It was late, and I had been alone drinking at home. My room mates were gone, left for the rest of the summer having had presented days prior. I received an email on my phone, which was directed from my old website's forwarding service. It was a girl who had read my story, and felt inspired about it. She was an expecting mother, and had been so worried about having a child in the horrible environment she was surrounded with. It was the only environment she could provide for this child, but deep in her heart she felt it to be wrong.
In my story I had a few very clear and concise points about parenting trends, and one that was the central theme of the book more than all: if you cannot nurture a child in a positive environment you should not have a child. I went on to explain the shortcomings of public education of sexual reproduction and protections, as well as the sexual pressures experienced in youth. One of my conclusions was that Clayton shouldn't have been born, which was a mirrored mentality I had and still have of myself. I should not have existed. My mother should not have had children. She was Catholic and didn't believe abortion to be ethical, and I was and still am pro choice, but I felt she made the wrong one.
The woman went on to describe how I encouraged her to get an abortion and to spare this child a horrible life she knew it would have. Sober, I would have read the situation differently. I was drunk and alone though, which were both my decisions, and I was in a mental state that was not ready for such a harsh realization. My story had worked; I had spared misery. This child could have grown to be someone of influence, but statistically it would just be another dysfunctional and misunderstood human. We are too often blind to the effects of a childhood environment on a person. We decide that stories we hear of robberies and murders are "just bad people," but there is no such thing as just a bad person. We create these people, socially and economically. Our physiology only allows for so much resilience before we cannot resist the negative drives in our life. These people think it's okay to rob and murder, that there is nothing wrong with them. They think that this is just the hand life has given them, and it breaks my heart to know nothing has changed in this respect. Focused in the limited way that I was on the negatives, I decided I didn't want to influence anymore lives. I barely remember it, but I burnt every book and deleted every file, making sure that I had nothing left in my backups either. I had purged myself of this story.
The next morning was the first hangover of my life. Having scattered memory, I started to piece together what happened. In my deleted messages folder, I found the email from the unnamed girl. She probably doesn't even think about me or my story anymore, but I do think of her. I think of how I was afraid of the change I had worked so hard to find, and I think of how alcohol has effected my life despite my seemingly best efforts to stop it. I made all of these decisions and had to deal with the consequences. I to this day have not finished my degree, nor have I felt any passion or drive to be a creative. I work for a corporation now, still off my medication, and have had some realizations in the past month that have caused winds of change to stir up some of my life.

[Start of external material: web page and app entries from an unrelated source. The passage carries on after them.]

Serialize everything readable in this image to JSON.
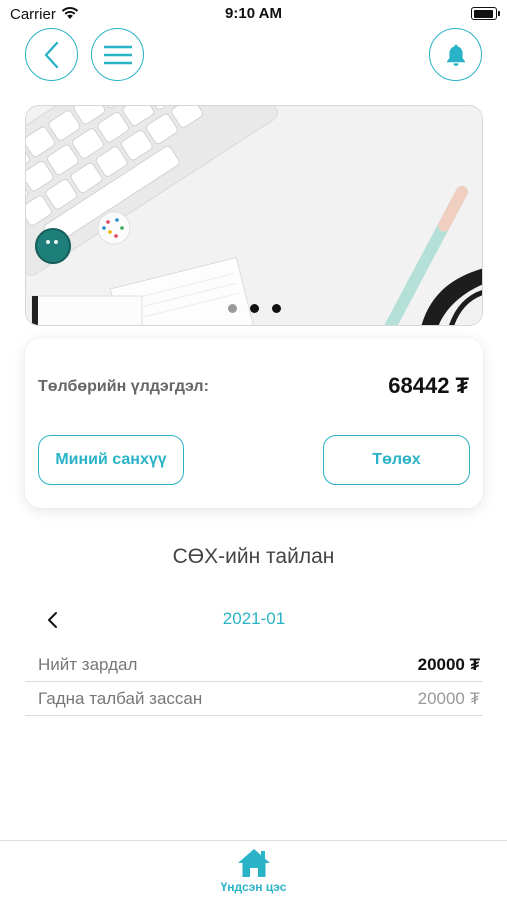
{
  "status_bar": {
    "carrier": "Carrier",
    "time": "9:10 AM"
  },
  "header": {
    "back_icon": "chevron-left-icon",
    "menu_icon": "hamburger-menu-icon",
    "bell_icon": "bell-icon",
    "accent_color": "#2ab3c7"
  },
  "banner": {
    "page_count": 3,
    "active_page": 2
  },
  "balance_card": {
    "label": "Төлбөрийн үлдэгдэл:",
    "value": "68442 ₮",
    "finance_button": "Миний санхүү",
    "pay_button": "Төлөх"
  },
  "report": {
    "title": "СӨХ-ийн тайлан",
    "month": "2021-01",
    "rows": [
      {
        "label": "Нийт зардал",
        "value": "20000 ₮"
      },
      {
        "label": "Гадна талбай зассан",
        "value": "20000 ₮"
      }
    ]
  },
  "tab_bar": {
    "home_label": "Үндсэн цэс",
    "home_icon": "home-icon"
  }
}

I'm very aware now that my decisions are mostly influenced by my imbalances. It is not a weakness, it's a disability. I need to let my pride go and get back onto my medication and take hold of my life again. It took some inspiration from someone who hasn't been fooled by my facade to help me realize that. I guess all that's left is to do it.